It's the one day out of the year when everyone finishes with a winning record, and it is nigh. Signing Day 2010, ladies and gentlemen, stand by your page refresh buttons.
There are going to be some touch-and-go moments out there, with the likes of Seantrel Henderson and Marcus Lattimore still on the board. And just what does this highest of football holidays have in store for Georgia Tech fans? Follow along, will you?
Don't expect many surprises come signing day. Most, if not all, of Tech's commitments are pretty solid, and there's no deadline decision of any consequence that the Jackets factor in.
Paul Johnson and the now-departed Giff Smith put together a good class here—deep, balanced, filled a lot of necessary holes. It's small, but that's more a product of so few scholarships to hand out, not because there aren't takers.
But if you're looking for a head-spinning Signing Day, you won't find it in Atlanta.
This seems like the spot to throw in my sleeper candidate, so I shall.
Charles Perkins , from Collins Hill High School in suburban Atlanta, has been a solid commit for the Jackets since just before Signing Day 2009. He's got good size—6'1", about 200 pounds—and he'll supposedly get bigger, and he's a tough, bruising runner, according to all opinions involved.
More than that, he's been an integral part of this class, which is pretty good for its lack of depth, and he's already got the look of a future leader.
One of my greatest pet peeves in sports is when pundits call Player X "the next ____," and Signing Day just makes it even less bearable. So with that in mind, I'll only go so far as to say that, with a little bit more heft and strength, Perkins would seem to fit nicely into a B-back role.
Pointing you back to that article linked above, it should be noted that there exists a seeming closeness with the bulk of this group of newcomers. It's not at all uncommon for recruits to befriend one another at camps or on visits and stay in touch, but this lot seem to have developed between at least some of them a stronger-than-usual bond already.
It probably helps that they're almost all in-state players, a good sign for those who hope Johnson can compete with UGA whilst keeping prying eyes from out of state away as well.

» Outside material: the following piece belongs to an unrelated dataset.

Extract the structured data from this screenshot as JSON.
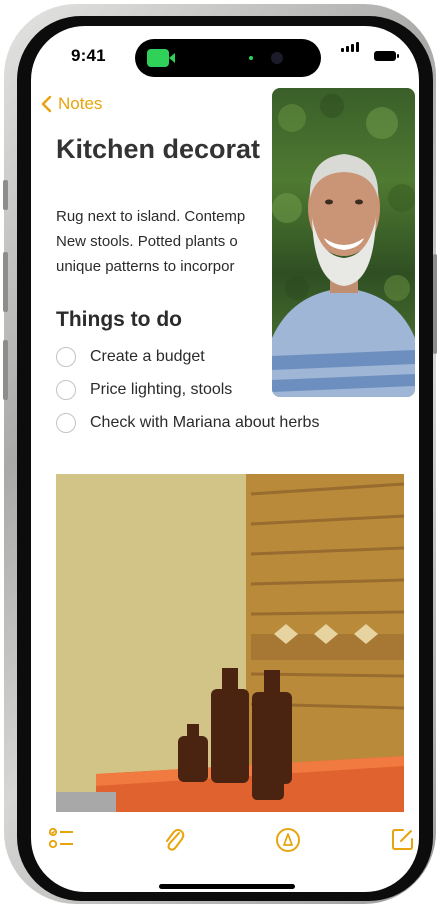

And no, in reality, it's not the flashiest class, so every little thing counts. Just some food for thought, mostly.
This class isn't going to knock your socks off, absolutely not. It's got a few headliners, glitz in the right places, and plenty of defensive talent, but its size is going to keep its overall ranking (whether you put stock into that sort of thing or not) depressed a little bit.
But it should also be said that the talent level in this class is on par with the best Chan Gailey ever brought in, at least on paper, and such a haul is fast becoming the minimum standard under Johnson.
No, Georgia Tech will never be able to compete regularly (I stress that word, "regularly", before you call me Dave Braine) with Notre Dame or Florida or Georgia.
But under Johnson, the Jackets have shown the ability to be judicious in their judgement and succeed by the increasing standards of their program. Signing Day 2010 only reflects more of the same.